Thursday, January 27, 2005

Dealing with a Frozen Drain Pipe

I've had a recent success in dealing with a frozen pipe and if you've got the same problem you might be interested. The pipe in question is the PVC drain pipe from our kitchen sink. It also handles the output of the dishwasher. With all that hot dishwasher water you'd think it wouldn't freeze but that just wasn't the case. The pipe runs against the outside wall for a stretch of about two feet.

I tried a manual snake without luck. As I later learned, one of the things to look for to determine that you're dealing with a frozen pipe instead of a routine clog is what comes back when you retrieve the snake. If it's clear, you're probably dealing with a frozen pipe instead of a hair, food, or grease clog.

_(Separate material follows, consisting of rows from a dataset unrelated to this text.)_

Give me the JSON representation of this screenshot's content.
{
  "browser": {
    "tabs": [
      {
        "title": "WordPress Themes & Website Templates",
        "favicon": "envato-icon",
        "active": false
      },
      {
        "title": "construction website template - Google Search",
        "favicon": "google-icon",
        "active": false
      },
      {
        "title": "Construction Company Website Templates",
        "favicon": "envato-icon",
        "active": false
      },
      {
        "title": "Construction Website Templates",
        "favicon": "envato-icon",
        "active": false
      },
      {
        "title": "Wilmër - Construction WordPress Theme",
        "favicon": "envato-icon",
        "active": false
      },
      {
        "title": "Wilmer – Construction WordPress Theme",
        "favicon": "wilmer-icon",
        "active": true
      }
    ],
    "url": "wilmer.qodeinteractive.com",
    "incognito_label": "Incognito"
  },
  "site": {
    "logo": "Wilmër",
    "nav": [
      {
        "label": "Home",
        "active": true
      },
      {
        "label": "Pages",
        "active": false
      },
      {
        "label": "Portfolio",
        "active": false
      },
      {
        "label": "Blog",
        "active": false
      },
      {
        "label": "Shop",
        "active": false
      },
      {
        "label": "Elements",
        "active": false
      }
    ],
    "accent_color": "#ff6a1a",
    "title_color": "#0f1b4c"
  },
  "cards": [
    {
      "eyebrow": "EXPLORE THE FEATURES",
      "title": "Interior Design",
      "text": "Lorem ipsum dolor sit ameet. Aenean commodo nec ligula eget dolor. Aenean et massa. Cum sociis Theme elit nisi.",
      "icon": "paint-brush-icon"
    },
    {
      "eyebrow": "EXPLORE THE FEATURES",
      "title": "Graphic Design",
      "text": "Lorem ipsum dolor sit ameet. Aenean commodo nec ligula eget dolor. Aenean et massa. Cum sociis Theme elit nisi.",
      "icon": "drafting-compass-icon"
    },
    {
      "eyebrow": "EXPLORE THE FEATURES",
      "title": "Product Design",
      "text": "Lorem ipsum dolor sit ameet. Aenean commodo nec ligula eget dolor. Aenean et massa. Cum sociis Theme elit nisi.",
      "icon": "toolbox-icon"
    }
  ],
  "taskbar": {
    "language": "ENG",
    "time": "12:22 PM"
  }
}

As you might guess we called a plumber, who tried his power snake. It's pretty much the same as the manual one but with a power drill doing the turning. The snake came back clean so he packed up and went away leaving us to wait for the pipe to break so he could come back and charge a bundle for opening up the wall and replacing it. But he did make two reasonable suggestions:
- Pour hot salt water down the drain.
- Put a space heater under the kitchen sink cabinet.
I had been thinking about the salt water. It would lower the melting point of the water in the drain and might slowly melt the ice. So I tried. And while I was at it I put a small electric space heater under the sink and aimed it at the drain pipe. These suggestions might work in some circumstances but didn't help us. The heater might work much better on copper pipe than on PVC but who has copper anymore?

That evening an idea struck. If you can't heat it up from the inside, why not try and heat it up from the outside. Eureka!

I thought about various forms of insulation that might insulate the outside wall and slow the heat loss. A blanket? Leftover foam insulation? My wife suggested cardboard, which sounded like a pretty good idea so I retrieved the shipping carton from an old DELL server? What else?

I settled on making a tent by leaning a 4x8 sheet of plywood against the exterior wall of the house. Over this I stapled a leftover plastic drop cloth. The idea was to capture the heat from the wall in a sort of tent around the wall. I was even planning to run an extension cord outside and put the space heater in the tent. If I didn't set the house on fire, that was pretty sure to work.

It turned out that I didn't need the heater because there was an exhaust vent for the kitchen counter range that exited the house right near the window over the sink and thus near the drain pipe. I extended the plastic sheet over the vent so that the warm exhaust would be captured in the tent. Then I went inside and turned on the fan so that it would pull warm air from the inside of the house through the vent and heat the wall. I returned to work and hoped for the best.

Forty-five minutes later I went to get some coffee and the water in the sink was gone. The outside thermometer that is inside the plastic tent read 40 degrees (F). The thermometer a few feet way that wasn't in the tent read 21 degrees (F). The tent and the exhaust fan did the job.